Don't worry if you didn't position or size the new shapes exactly right on the text. You can easily go back and make changes. For example, I'd like to move and resize the dog shape I added a moment ago. To do that, I first need to select the shape using the Path Selection Tool. If you previously selected the Direct Selection Tool as I did, the Path Selection Tool will now be hiding behind it in the Tools panel, so click and hold on the Direct Selection Tool until the fly-out menu appears, then choose the Path Selection Tool from the list:
Click with the Path Selection Tool anywhere inside the shape you want to select. In my case, I want to select the dog so I'll click inside of it. Solid anchor points will appear around the shape letting you know it's been selected:
Step 10: Use Free Transform To Move Or Resize The Shape
With the shape selected, go up to the Edit menu at the top of the screen and choose Free Transform Path, or press Ctrl+T (Win) / Command+T (Mac) to select Free Transform with the keyboard shortcut:
This bring up Photoshop's Free Transform Path box and handles around the shape. To resize the shape, simply drag any of the four corner handles. To keep the aspect ratio of the shape intact as you resize it, hold down your Shift key and you drag the handles. To move the shape, click anywhere inside the bounding box and drag it around with your mouse. You can also rotate the shape if needed by clicking anywhere outside the bounding box, then dragging with your mouse.
When you're done, press Enter (Win) / Return (Mac) to accept the changes and exit out of the Free Transform Path command:
I'll do the same thing with the Dog Print shape I used to cut a hole in the letter "o". Even though the Dog Print shape is being used to subtract an area from the letter, the shape itself is still fully editable. First, I'll select it by clicking anywhere inside of it with the Path Selection Tool. Then I'll press Ctrl+T (Win) / Command+T (Mac) to quickly bring up the Free Transform Path box and handles around the shape, and I'll resize it by dragging one of the corner handles. I'll also move the shape over to the right a bit so the overall design of the letter looks more like the design of the other letters:
I'll press Enter (Win) / Return (Mac) when I'm done to accept the changes and close out of the Free Transform Path command, and I'm done! Here's my final "dogs" text design:

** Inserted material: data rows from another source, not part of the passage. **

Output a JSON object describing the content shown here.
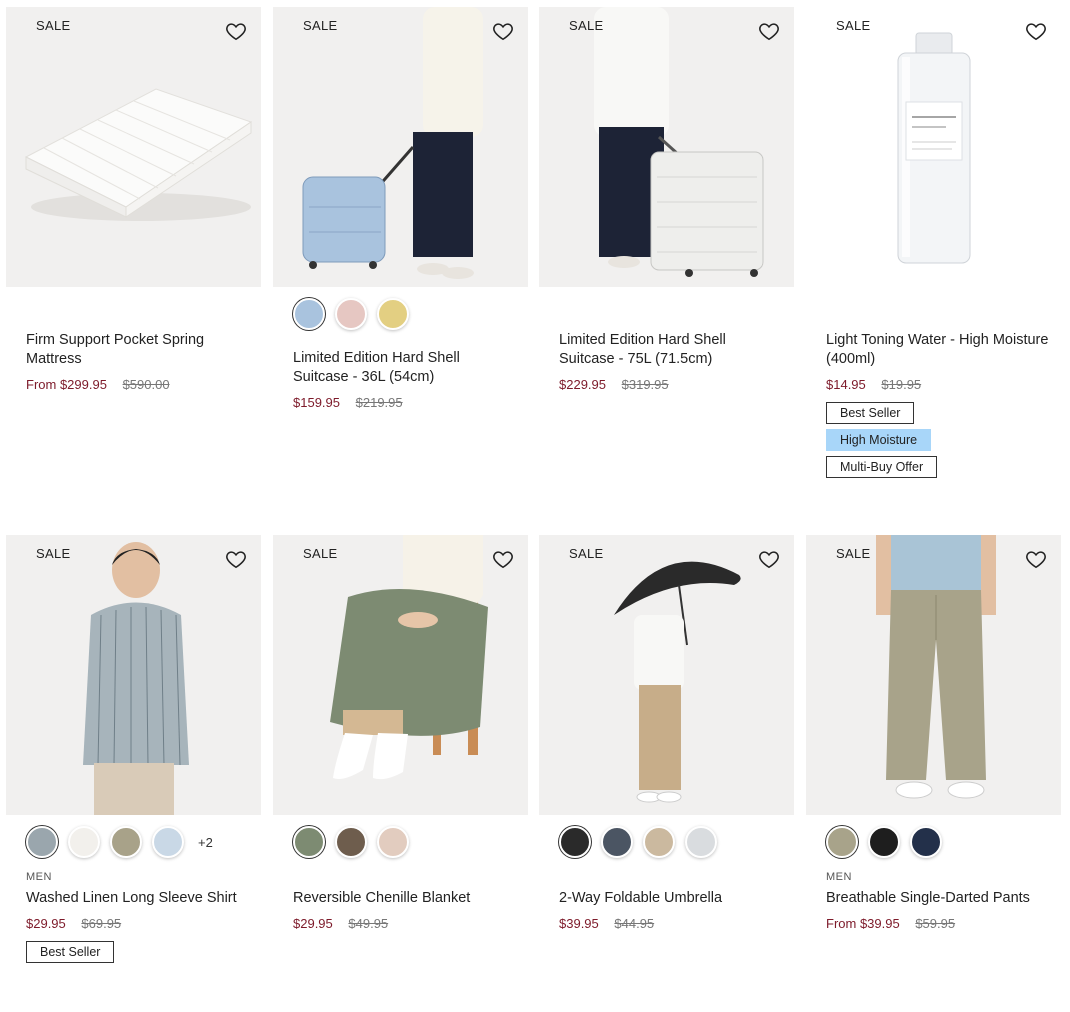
{
  "products": [
    {
      "sale_label": "SALE",
      "image_icon": "mattress-image",
      "swatches": [],
      "category": "",
      "name": "Firm Support Pocket Spring Mattress",
      "price": "From $299.95",
      "old_price": "$590.00",
      "badges": []
    },
    {
      "sale_label": "SALE",
      "image_icon": "suitcase-model-image",
      "swatches": [
        "#a9c3de",
        "#e6c7c2",
        "#e3cf82"
      ],
      "category": "",
      "name": "Limited Edition Hard Shell Suitcase - 36L (54cm)",
      "price": "$159.95",
      "old_price": "$219.95",
      "badges": []
    },
    {
      "sale_label": "SALE",
      "image_icon": "suitcase-model-image",
      "swatches": [],
      "category": "",
      "name": "Limited Edition Hard Shell Suitcase - 75L (71.5cm)",
      "price": "$229.95",
      "old_price": "$319.95",
      "badges": []
    },
    {
      "sale_label": "SALE",
      "image_icon": "toning-water-bottle-image",
      "swatches": [],
      "category": "",
      "name": "Light Toning Water - High Moisture (400ml)",
      "price": "$14.95",
      "old_price": "$19.95",
      "badges": [
        {
          "label": "Best Seller",
          "style": "outline"
        },
        {
          "label": "High Moisture",
          "style": "blue"
        },
        {
          "label": "Multi-Buy Offer",
          "style": "outline"
        }
      ]
    },
    {
      "sale_label": "SALE",
      "image_icon": "linen-shirt-model-image",
      "swatches": [
        "#9aa6ad",
        "#f2f0ec",
        "#a8a289",
        "#c9d8e6"
      ],
      "more_colors": "+2",
      "category": "MEN",
      "name": "Washed Linen Long Sleeve Shirt",
      "price": "$29.95",
      "old_price": "$69.95",
      "badges": [
        {
          "label": "Best Seller",
          "style": "outline"
        }
      ]
    },
    {
      "sale_label": "SALE",
      "image_icon": "chenille-blanket-model-image",
      "swatches": [
        "#7d8b72",
        "#6e5d4d",
        "#e2ccbf"
      ],
      "category": "",
      "name": "Reversible Chenille Blanket",
      "price": "$29.95",
      "old_price": "$49.95",
      "badges": []
    },
    {
      "sale_label": "SALE",
      "image_icon": "umbrella-model-image",
      "swatches": [
        "#2a2a2a",
        "#4b5563",
        "#cbb99f",
        "#d9dcdf"
      ],
      "category": "",
      "name": "2-Way Foldable Umbrella",
      "price": "$39.95",
      "old_price": "$44.95",
      "badges": []
    },
    {
      "sale_label": "SALE",
      "image_icon": "pants-model-image",
      "swatches": [
        "#a8a38a",
        "#1e1e1e",
        "#23304a"
      ],
      "category": "MEN",
      "name": "Breathable Single-Darted Pants",
      "price": "From $39.95",
      "old_price": "$59.95",
      "badges": []
    }
  ],
  "colors": {
    "price": "#7d1a2a",
    "badge_blue": "#a8d6f9",
    "image_bg": "#f1f0ef"
  },
  "icons": {
    "wishlist": "heart-outline-icon"
  }
}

And there we have it! That's how to combine text with shapes in Photoshop! Check out our Photoshop Basics section for more great tutorials on working with shapes and type, plus layers, selections and other essential skills! Or, see below for more tutorials you may be interested in!